The difficult decision for her that day was to choose to take the time to regroup and reset. Realizing after our first few minutes of conversation that time was one of the few things in her world she could control, she grabbed it. She walked out of the meeting with a clearer head, a focus on what was most important vs. what was urgent, and a plan for creating the boundaries she needed to protect her strategic time as a leader. This week she shared the value of what she felt at the time were selfish moments, in light of the crazy cycle around her, by saying, “I don’t know what would have happened to me if I hadn’t taken that time to get a handle that day on what was really happening …”
The Work of Leadership: Getting on the Balcony
In their article The Work of Leadership, from Harvard Business Review, Heifetz and Laurie refer to this principle as “Getting on the Balcony.” They contrast it with being swept up in the continual field of play. They argue the best leaders move back and forth between the field of action and the balcony. By forfeiting balcony time, they argue, we lose sight of the bigger picture. Staying on the balcony for intermittent periods allows us to view patterns and to connect the dots on key issues like power struggles, work avoidance, or the most effective and proactive solutions to the real problems facing the business. Without this ability to move back and forth, a leader becomes a “prisoner of the system.”
How do we keep perspective, in the midst of sometimes unpredictable and unkind markets, acquisitions, and the launch of new products to fuel growth?
1- Recognize time is YOUR resource to allocate. You get to decide how you use it. Look at your calendar and it will tell you what’s important to you. How much time do you engage in strategic vs. tactical activities?
2- Never confuse being busy on the field as being productive or even most effective. You can react to everything that comes at you, while forfeiting your ability to be proactive and strategic.
3- Block and preserve time on your calendar to climb up on the balcony to see the bigger picture. Protect coaching sessions with your coach or leader, journal, read and take walks to clear your head when things seem most out of control. Take control of your time and the situation. Do the opposite of what you feel like doing based on the busyness around you.

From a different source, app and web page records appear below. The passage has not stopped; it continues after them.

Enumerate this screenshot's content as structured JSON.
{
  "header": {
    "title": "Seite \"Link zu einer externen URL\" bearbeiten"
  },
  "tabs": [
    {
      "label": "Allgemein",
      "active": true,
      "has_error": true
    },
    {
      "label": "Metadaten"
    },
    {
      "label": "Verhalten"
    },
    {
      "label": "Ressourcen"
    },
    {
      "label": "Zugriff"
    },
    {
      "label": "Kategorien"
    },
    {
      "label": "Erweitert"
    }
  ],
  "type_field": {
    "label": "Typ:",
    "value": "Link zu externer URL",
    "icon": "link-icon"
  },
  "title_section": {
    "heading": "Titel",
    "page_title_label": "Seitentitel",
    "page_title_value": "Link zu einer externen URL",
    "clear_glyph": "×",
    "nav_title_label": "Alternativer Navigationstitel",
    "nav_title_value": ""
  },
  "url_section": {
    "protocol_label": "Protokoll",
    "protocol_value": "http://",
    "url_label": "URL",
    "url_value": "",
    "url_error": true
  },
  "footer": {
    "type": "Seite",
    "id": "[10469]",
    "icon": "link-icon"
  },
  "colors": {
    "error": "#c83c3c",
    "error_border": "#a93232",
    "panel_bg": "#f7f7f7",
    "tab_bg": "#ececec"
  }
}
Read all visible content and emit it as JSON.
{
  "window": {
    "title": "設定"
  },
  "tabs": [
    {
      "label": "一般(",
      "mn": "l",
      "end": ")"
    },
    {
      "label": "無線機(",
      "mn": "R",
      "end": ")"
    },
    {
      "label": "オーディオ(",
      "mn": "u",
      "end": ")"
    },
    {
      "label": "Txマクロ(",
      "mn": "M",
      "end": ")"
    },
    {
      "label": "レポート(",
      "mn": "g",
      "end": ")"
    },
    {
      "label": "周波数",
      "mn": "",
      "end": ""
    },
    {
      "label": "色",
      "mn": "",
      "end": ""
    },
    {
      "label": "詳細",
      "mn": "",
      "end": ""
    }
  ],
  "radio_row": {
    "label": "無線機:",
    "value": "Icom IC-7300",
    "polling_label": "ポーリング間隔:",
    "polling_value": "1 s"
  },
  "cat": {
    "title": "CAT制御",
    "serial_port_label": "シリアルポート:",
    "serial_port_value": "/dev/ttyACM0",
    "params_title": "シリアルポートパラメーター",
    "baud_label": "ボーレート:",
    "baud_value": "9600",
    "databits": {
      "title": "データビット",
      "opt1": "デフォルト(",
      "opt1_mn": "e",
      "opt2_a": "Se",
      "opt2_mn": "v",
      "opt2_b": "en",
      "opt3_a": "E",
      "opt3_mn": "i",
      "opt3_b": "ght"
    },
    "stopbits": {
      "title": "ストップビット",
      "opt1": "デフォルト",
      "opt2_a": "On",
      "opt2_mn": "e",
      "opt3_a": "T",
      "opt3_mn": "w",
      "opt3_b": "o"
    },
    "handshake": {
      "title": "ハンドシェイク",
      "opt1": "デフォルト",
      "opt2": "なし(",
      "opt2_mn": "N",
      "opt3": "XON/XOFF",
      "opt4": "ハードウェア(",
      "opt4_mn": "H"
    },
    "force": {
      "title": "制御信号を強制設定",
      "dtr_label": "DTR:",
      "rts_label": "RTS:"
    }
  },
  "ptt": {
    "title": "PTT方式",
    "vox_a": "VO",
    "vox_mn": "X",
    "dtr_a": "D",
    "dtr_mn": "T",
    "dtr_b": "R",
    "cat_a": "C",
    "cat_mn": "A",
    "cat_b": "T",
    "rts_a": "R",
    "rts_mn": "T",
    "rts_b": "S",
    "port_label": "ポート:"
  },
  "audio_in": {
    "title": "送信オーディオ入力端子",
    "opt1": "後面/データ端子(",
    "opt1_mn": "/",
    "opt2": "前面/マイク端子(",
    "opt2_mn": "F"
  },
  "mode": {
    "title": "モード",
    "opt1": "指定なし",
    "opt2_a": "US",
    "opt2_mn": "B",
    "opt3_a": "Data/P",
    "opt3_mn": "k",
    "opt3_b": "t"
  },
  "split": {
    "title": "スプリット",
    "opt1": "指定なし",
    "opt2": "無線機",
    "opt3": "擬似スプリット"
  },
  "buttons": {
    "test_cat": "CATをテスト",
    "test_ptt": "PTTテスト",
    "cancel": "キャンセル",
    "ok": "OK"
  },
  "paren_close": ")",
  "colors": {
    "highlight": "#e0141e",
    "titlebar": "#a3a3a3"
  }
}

An adaptive organization requires adaptive leaders. Make time daily and weekly to regain perspective on what’s really important to be a strategic difference-maker.